Problem
Using the entries that follow, establish how many lines contain the word "avatar" and give only that figure.

Data to examine

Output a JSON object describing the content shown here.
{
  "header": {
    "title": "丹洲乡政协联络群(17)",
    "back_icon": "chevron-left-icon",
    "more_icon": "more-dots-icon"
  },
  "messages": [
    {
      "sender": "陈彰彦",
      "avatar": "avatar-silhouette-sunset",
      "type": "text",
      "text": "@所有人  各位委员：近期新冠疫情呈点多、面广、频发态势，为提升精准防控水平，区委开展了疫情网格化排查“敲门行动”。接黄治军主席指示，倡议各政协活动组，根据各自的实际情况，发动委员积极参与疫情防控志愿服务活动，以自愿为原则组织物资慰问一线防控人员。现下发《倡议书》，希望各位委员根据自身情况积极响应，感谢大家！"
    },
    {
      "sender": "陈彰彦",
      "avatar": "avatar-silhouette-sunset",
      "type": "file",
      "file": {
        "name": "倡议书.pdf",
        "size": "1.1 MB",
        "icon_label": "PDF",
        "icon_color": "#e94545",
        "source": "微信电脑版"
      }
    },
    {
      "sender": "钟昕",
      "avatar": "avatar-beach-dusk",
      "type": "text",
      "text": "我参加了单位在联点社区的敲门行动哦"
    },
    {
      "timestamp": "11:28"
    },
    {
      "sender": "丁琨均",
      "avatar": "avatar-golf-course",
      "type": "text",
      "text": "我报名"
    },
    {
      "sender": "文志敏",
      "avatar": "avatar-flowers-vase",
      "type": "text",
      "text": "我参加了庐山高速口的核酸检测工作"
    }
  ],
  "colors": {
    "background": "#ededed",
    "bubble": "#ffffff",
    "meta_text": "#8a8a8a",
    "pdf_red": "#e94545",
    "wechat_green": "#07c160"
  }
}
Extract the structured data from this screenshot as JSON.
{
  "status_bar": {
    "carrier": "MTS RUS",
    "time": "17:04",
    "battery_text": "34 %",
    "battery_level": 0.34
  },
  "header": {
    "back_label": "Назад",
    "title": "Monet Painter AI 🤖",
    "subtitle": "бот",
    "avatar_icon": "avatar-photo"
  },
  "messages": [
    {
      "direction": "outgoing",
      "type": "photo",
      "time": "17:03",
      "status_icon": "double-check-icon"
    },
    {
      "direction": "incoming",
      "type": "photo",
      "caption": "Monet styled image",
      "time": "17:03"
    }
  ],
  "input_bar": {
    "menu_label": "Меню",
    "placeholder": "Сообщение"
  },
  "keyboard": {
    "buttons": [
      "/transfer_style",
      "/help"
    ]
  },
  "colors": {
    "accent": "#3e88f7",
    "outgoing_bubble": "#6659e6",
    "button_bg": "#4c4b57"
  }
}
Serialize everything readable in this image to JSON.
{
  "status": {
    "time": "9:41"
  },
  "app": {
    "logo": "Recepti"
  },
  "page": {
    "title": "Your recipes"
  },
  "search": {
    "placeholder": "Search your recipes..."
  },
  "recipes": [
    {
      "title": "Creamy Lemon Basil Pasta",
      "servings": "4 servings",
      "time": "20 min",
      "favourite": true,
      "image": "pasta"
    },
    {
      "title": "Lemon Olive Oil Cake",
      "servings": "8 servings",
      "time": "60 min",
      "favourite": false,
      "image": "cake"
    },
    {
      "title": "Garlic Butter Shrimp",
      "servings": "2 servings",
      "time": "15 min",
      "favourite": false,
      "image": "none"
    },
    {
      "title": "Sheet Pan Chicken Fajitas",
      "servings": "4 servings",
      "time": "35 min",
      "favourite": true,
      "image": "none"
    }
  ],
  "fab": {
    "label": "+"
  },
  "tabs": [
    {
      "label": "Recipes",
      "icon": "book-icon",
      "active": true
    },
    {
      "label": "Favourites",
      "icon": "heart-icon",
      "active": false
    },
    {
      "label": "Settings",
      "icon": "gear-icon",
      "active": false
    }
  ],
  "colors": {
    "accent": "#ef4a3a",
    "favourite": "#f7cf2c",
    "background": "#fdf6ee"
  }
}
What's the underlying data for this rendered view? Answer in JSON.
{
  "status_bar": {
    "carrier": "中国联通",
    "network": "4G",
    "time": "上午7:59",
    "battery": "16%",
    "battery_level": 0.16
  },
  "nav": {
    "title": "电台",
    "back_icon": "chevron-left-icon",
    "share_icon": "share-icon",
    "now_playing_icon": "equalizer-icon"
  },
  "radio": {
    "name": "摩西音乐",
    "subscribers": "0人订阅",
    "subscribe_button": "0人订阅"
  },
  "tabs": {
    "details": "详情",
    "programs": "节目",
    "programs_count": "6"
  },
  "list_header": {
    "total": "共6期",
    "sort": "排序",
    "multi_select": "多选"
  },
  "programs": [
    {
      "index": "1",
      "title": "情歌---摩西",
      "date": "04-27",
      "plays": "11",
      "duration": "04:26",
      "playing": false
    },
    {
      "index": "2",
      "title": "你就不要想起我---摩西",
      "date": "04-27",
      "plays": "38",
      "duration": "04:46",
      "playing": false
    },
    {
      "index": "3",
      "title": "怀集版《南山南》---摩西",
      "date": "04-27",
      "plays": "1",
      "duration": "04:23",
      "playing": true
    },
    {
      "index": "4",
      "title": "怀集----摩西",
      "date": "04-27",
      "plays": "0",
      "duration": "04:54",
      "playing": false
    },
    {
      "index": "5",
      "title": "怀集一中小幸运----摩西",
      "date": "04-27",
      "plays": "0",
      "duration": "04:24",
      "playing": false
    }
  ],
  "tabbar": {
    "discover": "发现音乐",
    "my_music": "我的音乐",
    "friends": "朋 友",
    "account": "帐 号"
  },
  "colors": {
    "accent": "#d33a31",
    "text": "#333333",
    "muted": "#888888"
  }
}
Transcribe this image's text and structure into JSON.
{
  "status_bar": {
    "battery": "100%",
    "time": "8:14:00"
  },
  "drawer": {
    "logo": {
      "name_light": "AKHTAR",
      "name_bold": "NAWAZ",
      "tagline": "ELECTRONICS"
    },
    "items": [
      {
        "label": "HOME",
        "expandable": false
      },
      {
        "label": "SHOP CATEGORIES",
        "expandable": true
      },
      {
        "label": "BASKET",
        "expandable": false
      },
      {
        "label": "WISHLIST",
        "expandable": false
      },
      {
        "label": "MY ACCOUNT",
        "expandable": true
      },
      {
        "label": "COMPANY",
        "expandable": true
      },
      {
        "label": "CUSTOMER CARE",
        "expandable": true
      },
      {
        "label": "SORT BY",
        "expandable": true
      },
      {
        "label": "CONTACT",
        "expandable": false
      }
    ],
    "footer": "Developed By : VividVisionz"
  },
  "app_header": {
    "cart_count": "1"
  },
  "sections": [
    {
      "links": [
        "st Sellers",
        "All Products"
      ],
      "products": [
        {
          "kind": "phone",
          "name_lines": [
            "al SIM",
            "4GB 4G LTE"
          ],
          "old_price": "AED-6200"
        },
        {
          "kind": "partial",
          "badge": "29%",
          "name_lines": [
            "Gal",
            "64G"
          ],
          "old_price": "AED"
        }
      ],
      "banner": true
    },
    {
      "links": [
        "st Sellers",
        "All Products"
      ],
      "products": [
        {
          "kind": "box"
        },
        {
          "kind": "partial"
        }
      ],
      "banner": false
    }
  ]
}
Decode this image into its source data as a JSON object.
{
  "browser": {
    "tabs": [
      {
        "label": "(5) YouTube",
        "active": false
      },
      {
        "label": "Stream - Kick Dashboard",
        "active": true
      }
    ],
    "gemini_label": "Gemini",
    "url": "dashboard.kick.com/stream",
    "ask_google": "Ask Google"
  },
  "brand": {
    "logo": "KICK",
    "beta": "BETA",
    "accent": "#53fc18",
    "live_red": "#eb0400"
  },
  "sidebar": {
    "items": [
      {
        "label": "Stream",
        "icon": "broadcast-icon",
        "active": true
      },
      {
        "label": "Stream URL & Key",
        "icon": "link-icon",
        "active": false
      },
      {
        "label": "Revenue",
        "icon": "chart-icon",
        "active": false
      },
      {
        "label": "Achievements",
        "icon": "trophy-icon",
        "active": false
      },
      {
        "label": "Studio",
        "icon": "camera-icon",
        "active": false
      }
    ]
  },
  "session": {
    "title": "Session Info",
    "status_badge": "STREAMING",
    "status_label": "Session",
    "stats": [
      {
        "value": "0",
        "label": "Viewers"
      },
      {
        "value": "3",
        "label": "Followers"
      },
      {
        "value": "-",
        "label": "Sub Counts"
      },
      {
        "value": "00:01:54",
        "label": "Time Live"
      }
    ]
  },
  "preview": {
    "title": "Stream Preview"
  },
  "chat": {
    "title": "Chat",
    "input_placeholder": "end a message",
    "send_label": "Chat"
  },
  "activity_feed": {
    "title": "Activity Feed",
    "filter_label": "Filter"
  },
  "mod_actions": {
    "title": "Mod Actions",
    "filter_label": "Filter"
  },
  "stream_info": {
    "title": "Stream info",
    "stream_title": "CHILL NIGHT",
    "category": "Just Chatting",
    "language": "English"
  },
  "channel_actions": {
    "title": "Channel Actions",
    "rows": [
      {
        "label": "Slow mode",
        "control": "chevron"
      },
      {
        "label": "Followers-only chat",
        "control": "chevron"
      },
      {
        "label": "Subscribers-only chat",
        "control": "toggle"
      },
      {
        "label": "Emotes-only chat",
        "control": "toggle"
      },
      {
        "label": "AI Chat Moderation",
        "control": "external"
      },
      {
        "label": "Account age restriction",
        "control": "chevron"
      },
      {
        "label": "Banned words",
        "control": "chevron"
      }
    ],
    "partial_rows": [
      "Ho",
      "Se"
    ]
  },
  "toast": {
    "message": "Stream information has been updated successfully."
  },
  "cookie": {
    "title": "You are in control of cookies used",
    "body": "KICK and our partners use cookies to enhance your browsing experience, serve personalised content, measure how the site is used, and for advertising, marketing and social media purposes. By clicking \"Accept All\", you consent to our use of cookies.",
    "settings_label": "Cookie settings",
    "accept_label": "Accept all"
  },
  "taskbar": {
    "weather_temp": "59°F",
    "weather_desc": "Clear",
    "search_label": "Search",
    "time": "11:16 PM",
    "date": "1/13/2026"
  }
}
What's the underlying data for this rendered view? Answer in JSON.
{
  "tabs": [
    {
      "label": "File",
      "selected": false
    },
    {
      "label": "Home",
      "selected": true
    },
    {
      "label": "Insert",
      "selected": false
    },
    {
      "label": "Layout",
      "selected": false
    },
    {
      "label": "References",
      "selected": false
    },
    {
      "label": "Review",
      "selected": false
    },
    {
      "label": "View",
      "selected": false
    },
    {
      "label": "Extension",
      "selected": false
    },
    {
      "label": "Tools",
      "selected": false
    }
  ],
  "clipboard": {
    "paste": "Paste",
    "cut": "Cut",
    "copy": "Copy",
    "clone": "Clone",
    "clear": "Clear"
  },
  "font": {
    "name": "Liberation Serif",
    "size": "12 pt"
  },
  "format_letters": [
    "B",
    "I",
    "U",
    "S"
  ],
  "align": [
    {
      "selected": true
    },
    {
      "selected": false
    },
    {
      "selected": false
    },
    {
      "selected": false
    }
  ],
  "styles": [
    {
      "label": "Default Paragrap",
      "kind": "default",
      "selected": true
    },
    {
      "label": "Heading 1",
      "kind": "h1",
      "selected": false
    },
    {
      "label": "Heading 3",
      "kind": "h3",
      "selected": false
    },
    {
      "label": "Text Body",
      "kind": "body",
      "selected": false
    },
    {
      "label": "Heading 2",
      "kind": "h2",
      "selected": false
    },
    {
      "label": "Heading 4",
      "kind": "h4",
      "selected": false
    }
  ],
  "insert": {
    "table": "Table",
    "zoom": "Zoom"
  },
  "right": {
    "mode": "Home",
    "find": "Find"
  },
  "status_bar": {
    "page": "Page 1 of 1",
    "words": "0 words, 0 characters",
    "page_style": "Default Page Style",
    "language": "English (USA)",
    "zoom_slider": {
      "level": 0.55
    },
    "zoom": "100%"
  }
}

Solution for this problem
6